What You Should Know About Motorcycles and Alcohol

The adage, “Drinking and Driving Don’t Mix”, applies to operators of all vehicles, and especially to motorcycles. The National Highway Traffic Safety Administration (NHTSA) latest report of 2007 notes that alcohol is a greater risk factor for fatal accidents involving motorcycles than for any other type of vehicle. Researchers found that 1 in 3 fatal motorcycle crashes were alcohol related. By comparison, 1 in 4 fatal car crashes are alcohol related. Unfortunately, the recent repeal of the “Helmet Law” in Michigan may lead to an increase in more serious crashes and fatalities over the next few years.

For years, experts wondered whether motorcyclists riding skills could be impaired at levels below legally allowed limits. So the NHTSA set out to assess riders’ performance at varying levels of blood alcohol concentrations. Experts from the administration set up an experiment involving two dozens male participants, with a minimum of five years of riding experience, for a three day test. Riders performed both simple and complex riding tests on a course designed to assess their skills with and without alcohol consumption.

At higher blood level concentrations, .08, impaired driving was, not surprisingly, most evident. However, some impairment was noted for participants at the lower alcohol level of .05, with particularly slower reaction times in hazard avoidance tasks and passing closer to the hazard than was generally considered a safe distance. In negotiating curves, participants in all alcohol conditions, including the lowest level of .02, tended to drive at faster maximum speeds and have greater variability in speed than drivers who consumed no alcohol.
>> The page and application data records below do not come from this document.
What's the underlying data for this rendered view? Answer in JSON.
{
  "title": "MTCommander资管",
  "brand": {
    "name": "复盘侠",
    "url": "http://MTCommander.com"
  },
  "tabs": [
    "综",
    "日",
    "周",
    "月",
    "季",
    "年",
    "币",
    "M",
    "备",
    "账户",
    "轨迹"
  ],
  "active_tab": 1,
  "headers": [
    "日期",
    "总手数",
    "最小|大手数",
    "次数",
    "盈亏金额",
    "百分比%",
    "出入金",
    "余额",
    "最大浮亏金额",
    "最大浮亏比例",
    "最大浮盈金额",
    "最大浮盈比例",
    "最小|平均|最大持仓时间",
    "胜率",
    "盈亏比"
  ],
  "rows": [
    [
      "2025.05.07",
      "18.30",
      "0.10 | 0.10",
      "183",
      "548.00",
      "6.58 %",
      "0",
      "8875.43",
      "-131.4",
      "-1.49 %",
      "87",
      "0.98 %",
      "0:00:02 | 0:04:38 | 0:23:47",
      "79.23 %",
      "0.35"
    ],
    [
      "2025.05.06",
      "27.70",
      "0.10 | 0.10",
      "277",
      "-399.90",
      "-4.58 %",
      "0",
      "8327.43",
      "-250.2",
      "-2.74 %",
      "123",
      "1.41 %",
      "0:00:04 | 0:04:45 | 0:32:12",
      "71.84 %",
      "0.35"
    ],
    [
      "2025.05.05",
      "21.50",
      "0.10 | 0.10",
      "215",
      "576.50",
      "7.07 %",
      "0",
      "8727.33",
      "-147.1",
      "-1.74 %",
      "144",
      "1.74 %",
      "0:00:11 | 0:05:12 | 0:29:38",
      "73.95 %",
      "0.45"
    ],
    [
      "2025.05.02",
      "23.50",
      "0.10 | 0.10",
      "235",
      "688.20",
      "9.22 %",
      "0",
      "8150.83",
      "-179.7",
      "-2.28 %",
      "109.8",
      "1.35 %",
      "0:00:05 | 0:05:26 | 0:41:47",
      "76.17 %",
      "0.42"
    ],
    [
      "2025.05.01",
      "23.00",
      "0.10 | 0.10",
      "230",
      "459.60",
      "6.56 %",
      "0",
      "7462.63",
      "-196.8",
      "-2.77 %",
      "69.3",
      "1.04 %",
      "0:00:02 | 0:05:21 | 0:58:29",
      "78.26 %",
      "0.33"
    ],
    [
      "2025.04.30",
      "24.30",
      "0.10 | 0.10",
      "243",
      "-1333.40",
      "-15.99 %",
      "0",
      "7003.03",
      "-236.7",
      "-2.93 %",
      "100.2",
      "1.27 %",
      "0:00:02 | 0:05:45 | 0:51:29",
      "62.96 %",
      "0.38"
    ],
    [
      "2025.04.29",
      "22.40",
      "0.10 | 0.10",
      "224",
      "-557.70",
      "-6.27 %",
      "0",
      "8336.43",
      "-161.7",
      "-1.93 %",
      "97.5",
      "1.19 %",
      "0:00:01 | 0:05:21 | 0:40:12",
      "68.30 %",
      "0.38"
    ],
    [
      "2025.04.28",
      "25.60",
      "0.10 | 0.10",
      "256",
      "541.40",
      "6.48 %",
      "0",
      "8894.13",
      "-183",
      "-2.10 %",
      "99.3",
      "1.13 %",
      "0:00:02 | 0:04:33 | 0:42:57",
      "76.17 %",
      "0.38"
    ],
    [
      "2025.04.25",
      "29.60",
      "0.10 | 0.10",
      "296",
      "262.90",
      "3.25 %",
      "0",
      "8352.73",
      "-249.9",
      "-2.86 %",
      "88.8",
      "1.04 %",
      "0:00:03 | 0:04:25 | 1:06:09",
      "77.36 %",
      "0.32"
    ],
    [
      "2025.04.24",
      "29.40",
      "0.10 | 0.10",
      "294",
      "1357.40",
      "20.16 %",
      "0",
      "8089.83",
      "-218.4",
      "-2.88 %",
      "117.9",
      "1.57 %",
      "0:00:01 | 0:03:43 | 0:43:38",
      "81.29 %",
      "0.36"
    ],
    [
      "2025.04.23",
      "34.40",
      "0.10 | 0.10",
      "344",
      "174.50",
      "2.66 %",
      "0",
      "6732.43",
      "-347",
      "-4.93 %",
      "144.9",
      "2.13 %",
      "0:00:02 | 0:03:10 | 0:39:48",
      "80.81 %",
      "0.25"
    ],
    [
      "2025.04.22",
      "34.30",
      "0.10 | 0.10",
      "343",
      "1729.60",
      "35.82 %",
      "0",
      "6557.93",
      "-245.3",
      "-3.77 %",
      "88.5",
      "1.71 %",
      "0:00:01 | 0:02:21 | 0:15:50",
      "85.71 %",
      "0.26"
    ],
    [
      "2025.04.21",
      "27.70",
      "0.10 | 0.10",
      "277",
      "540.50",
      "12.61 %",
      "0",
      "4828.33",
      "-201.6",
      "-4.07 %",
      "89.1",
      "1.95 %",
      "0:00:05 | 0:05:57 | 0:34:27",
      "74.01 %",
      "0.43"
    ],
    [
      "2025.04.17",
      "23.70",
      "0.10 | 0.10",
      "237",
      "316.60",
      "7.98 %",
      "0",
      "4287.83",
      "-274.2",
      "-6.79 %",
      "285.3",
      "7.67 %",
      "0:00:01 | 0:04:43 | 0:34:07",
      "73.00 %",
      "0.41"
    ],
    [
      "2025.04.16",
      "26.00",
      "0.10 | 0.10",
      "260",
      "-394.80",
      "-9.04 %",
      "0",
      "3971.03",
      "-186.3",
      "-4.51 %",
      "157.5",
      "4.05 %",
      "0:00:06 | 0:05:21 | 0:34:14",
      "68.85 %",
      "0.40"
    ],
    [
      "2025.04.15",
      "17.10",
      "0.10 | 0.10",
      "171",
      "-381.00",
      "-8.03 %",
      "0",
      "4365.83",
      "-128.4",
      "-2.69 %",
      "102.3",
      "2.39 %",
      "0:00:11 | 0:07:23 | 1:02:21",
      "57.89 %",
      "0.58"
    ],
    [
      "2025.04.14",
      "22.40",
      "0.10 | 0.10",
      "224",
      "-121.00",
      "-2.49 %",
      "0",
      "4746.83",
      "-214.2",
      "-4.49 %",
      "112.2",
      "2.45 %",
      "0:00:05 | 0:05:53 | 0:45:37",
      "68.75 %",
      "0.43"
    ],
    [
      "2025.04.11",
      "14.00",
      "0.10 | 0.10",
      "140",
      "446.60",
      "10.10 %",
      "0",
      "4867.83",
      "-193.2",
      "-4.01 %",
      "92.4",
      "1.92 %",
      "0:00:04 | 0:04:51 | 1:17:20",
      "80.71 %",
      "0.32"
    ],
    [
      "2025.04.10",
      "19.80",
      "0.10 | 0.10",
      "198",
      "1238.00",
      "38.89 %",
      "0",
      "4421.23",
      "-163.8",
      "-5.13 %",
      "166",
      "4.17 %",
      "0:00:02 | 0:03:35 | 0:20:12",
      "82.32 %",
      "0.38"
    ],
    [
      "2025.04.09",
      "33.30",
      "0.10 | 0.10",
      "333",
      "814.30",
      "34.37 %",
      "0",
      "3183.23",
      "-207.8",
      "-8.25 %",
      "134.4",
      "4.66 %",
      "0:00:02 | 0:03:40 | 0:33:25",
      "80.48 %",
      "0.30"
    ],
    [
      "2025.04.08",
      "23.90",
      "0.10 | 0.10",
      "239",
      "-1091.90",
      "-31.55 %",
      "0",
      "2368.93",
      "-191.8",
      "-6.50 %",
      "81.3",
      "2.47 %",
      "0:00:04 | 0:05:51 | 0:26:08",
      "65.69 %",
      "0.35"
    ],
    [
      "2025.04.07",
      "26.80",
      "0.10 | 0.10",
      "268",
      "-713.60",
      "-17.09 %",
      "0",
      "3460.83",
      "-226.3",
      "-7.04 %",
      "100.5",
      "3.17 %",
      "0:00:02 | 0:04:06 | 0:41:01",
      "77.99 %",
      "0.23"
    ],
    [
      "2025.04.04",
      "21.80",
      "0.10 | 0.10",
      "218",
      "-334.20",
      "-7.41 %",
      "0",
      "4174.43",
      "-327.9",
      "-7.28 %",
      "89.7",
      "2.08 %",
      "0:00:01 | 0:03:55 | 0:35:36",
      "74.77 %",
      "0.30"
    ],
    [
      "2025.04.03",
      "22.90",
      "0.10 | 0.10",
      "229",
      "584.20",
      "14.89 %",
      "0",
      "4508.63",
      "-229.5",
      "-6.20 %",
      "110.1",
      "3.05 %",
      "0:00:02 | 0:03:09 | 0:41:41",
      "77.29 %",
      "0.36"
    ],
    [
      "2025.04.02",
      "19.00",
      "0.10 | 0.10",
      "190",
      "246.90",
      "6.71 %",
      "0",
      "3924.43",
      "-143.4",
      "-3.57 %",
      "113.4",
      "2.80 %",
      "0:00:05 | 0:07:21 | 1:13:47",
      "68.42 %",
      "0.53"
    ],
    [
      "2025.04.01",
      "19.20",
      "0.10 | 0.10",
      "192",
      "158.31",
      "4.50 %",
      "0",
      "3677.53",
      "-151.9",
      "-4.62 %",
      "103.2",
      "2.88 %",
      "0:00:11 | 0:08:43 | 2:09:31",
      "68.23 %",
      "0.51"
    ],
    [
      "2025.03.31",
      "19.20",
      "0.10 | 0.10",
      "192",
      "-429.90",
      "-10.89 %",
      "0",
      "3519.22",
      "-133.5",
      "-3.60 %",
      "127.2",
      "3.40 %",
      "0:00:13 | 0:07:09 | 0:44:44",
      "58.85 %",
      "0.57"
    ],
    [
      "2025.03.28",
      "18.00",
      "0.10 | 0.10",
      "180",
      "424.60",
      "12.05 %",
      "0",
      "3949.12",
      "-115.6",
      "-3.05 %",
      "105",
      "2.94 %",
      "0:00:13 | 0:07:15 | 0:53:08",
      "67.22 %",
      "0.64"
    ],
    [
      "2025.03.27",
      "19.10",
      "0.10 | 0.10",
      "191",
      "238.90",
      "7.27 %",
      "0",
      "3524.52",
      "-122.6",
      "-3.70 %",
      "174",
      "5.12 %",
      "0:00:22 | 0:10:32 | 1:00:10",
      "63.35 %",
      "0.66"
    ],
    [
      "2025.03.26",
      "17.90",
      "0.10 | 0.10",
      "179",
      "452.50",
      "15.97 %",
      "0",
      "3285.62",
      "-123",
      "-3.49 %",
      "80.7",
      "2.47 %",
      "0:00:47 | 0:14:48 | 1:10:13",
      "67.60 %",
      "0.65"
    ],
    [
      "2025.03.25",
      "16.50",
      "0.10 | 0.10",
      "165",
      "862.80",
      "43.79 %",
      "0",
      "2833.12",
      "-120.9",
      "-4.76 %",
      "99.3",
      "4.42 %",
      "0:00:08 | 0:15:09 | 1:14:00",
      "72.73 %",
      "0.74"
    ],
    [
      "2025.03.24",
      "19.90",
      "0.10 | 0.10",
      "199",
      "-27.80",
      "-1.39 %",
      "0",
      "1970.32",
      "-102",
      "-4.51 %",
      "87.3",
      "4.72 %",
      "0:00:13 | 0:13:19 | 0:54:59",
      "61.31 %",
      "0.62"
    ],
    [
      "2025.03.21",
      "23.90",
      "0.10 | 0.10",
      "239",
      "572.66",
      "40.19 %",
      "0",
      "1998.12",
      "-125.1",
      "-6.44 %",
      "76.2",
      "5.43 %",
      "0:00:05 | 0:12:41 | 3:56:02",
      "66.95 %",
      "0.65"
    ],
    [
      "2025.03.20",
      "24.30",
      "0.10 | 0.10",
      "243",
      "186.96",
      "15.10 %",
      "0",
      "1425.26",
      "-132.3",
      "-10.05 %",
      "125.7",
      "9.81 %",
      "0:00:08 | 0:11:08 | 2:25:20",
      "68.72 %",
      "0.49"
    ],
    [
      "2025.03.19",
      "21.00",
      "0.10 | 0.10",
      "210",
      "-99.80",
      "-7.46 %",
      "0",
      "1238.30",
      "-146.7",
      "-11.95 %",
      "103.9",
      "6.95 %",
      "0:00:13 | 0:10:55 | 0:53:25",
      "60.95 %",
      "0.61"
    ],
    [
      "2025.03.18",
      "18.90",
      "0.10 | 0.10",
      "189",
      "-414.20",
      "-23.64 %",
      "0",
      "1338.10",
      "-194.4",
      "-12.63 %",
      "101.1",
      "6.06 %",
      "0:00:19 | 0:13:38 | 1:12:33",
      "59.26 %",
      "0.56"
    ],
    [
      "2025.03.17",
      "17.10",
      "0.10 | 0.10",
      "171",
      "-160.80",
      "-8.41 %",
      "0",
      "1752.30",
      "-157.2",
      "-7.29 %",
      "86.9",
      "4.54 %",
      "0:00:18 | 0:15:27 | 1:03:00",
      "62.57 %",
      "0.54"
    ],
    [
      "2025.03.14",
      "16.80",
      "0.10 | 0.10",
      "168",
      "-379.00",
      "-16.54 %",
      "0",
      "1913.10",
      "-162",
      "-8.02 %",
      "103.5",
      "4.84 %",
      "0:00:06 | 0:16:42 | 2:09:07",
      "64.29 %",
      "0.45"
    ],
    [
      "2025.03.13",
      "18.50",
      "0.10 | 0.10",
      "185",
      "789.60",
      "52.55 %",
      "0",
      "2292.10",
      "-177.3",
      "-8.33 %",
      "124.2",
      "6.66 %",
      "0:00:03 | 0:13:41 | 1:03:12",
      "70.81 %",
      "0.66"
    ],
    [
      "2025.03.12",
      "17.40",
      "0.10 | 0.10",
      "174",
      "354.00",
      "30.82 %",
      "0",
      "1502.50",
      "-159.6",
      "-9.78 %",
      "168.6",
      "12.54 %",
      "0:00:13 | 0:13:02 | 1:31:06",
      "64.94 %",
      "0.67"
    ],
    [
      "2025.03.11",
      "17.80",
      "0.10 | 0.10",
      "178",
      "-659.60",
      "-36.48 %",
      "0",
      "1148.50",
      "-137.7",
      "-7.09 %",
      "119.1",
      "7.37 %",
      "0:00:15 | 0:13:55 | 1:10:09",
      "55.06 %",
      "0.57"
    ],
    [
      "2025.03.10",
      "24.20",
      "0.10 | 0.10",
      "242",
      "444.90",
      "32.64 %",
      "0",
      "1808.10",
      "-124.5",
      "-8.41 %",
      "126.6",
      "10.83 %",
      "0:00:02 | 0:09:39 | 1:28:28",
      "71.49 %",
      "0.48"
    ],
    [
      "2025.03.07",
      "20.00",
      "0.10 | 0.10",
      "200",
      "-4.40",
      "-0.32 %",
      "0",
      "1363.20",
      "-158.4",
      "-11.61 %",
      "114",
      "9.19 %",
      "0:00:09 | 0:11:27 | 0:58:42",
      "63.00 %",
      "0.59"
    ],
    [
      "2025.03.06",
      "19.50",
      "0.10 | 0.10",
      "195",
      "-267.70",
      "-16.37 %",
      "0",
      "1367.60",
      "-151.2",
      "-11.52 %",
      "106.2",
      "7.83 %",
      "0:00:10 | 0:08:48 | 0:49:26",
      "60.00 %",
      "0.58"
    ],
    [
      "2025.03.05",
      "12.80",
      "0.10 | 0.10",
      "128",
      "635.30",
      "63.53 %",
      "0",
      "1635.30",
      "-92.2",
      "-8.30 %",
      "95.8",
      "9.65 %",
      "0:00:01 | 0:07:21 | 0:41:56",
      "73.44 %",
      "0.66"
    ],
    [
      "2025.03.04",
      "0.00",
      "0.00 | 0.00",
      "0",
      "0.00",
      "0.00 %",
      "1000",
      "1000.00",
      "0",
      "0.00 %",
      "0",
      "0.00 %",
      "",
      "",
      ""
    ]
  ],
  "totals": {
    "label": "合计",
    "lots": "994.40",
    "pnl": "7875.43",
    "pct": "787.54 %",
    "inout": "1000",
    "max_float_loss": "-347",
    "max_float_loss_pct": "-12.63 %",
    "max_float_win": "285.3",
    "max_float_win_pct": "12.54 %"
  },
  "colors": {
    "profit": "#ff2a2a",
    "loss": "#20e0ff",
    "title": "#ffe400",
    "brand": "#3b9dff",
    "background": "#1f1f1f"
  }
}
Since this study was conducted with experienced riders, operating their bikes with low to moderate blood level concentrations on a closed course, it is expected that less experienced riders with similar blood alcohol levels,  riding on less familiar highways will show more impairment when negotiating complex or novel tasks.

The results of the study are clear: having a drink or two may cause even the most experienced rider to lose control of his/her bike and crash. The attorneys and staff at the Law Offices of Henry Hanflik encourage motorcyclists to be safe by avoiding alcohol when riding.